If all of this sounds really cool, that’s because it is. I’ve been a Marvel Comics fan since the 80s and I know a ton of stuff about the publisher’s fictional universe, but there’s plenty here for even me to enjoy. It’s just a ridiculously deep trip through one of the biggest and longest running universes in pretty much any medium. Quite frankly, it must have been a feat and a half to assemble. Maybe that’s why it took a team of three to put together.
Of arc reactors and adamantium
Adam Bray, Lorraine Cink, and John Sazaklis know their stuff, and that’s probably putting it mildly. The three are the minds behind Marvel Absolutely Everything You Need to Know, and they’ve done a fantastic job here. As I mentioned above, the book goes deep on just about every hero and villain that you can think of. And does so in style.
The press release says that they aimed for a ‘comic book’-type layout for the book’s pages and it comes across. Each page is laid out in a shockingly orderly manner. One that’s easy to follow despite being so encumbered with info.
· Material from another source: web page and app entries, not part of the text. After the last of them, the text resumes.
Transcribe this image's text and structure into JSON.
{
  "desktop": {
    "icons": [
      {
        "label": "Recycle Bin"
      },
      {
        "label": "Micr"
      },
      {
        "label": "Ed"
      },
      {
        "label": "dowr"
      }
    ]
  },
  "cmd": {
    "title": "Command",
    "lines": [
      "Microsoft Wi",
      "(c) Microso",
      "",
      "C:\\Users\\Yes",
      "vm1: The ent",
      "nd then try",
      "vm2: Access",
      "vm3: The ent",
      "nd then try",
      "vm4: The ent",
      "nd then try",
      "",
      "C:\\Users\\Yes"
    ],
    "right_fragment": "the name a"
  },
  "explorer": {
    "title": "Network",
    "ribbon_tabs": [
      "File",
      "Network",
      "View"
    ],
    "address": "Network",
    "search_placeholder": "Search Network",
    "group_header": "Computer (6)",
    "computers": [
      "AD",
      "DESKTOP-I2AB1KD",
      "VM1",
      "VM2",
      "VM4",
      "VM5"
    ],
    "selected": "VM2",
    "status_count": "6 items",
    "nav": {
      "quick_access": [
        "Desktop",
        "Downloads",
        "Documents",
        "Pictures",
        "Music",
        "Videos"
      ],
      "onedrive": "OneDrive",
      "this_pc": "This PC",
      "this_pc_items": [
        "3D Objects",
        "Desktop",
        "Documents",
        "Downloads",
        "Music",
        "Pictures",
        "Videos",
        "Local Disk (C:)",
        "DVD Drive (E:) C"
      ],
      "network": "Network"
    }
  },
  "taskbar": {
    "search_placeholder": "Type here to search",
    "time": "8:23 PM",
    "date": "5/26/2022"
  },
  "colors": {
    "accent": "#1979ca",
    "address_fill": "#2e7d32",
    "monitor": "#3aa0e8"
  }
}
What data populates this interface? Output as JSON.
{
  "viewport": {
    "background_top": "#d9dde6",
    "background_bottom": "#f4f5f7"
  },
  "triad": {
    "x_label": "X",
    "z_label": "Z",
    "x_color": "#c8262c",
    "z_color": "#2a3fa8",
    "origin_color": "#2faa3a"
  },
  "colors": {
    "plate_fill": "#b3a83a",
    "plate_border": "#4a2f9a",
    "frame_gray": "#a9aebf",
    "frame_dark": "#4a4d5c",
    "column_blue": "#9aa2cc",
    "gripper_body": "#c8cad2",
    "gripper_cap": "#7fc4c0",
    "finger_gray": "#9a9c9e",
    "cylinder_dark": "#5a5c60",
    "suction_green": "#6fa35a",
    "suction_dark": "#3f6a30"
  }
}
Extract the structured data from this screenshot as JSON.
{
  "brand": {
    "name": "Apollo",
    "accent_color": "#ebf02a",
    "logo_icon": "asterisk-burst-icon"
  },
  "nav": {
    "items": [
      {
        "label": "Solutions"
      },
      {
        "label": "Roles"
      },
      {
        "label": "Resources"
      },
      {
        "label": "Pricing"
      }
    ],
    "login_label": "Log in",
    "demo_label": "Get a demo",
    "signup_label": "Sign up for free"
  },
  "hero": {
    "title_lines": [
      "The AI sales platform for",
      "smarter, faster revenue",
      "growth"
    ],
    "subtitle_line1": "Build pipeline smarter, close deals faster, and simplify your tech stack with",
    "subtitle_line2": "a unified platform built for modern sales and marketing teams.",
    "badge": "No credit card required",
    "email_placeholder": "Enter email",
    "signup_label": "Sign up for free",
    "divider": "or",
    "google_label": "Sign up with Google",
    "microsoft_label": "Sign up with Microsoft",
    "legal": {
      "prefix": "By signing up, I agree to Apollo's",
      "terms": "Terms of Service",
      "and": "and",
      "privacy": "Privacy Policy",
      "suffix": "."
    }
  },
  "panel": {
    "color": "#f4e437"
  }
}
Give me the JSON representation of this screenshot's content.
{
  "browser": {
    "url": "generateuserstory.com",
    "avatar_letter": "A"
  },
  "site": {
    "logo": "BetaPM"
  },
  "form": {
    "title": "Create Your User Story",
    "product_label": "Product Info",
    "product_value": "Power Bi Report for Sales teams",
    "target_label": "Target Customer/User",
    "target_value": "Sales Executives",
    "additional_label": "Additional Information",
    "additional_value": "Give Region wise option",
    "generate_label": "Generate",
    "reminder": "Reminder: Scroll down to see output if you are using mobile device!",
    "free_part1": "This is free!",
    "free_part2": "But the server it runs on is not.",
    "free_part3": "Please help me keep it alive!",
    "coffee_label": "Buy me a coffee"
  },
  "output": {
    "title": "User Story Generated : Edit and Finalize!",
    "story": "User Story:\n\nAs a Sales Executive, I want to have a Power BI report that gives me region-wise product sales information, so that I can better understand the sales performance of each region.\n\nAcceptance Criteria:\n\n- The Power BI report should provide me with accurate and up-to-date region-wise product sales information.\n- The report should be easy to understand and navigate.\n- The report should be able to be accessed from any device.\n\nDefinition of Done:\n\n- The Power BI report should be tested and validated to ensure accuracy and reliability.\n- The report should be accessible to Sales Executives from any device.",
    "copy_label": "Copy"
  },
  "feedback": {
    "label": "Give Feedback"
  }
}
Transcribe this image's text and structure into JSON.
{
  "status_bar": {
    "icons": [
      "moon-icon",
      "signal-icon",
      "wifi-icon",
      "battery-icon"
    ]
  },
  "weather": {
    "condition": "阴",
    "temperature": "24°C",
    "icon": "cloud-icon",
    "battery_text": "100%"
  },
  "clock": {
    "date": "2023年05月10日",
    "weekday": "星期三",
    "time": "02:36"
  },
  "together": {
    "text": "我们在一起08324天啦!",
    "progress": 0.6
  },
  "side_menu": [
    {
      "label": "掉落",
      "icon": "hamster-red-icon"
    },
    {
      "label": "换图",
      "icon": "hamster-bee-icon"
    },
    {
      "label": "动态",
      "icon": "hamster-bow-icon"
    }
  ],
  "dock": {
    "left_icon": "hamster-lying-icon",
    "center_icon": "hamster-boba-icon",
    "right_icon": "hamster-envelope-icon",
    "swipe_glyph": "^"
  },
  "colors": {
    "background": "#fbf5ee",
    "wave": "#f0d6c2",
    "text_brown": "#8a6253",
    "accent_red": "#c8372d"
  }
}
They should know what they’re doing though, given their backgrounds. Bray has crafted tomes like this before. He worked on DK’s Star Wars line, while Cink is a web-host for Marvel Comics itself and expert in all things House of Ideas. As for Sazaklis, he’s just a best selling author, Spider-Man illustrator, and worked with MAD Magazine. You know, no biggie.
Lavishly illustrated in the Marvel style
Being that this is a book about Marvel Comics, you might be wondering about the art. Well, it’s awesome, but as usual with a book like this, it’s not original. Now, I realize that to have original artwork created for this kind of project would be a monumental effort, but I think it’s worth pointing out.
That’s not to say that there isn’t fun to be had in the visuals here though. Quite the opposite actually.
Inside Marvel Absolutely Everything You Need to Know you’ll find work from some of the greatest artists of all time, all laid out next to the facts and blurbs and features that accompany every entry. Again, the book has a nice flow to it, that had to have been hard to pull off.
Even so though, there is one thing that I didn’t really care for. Before each section, there’s no index. Yes, I know I said there was one earlier in the article, but that’s the problem. There’s one index, and it’s at the rear of the book, Table of Contents style. This isn’t the end of the world by any stretch, but it’s a little bit aggravating for something as loaded as this.
If I flip to the Teams section, I want to be able to simply read what teams are in its pages and then head to the one of my choosing. Instead I have to go to the back go the book and look it up alphabetically in one big list. It’s a little annoying. It’s not super-horrible, and it doesn’t ruin the experience, but it’s annoying nonetheless.
Still though, If I had to get that nitpicky to find something wrong with this one, well that should tell you something.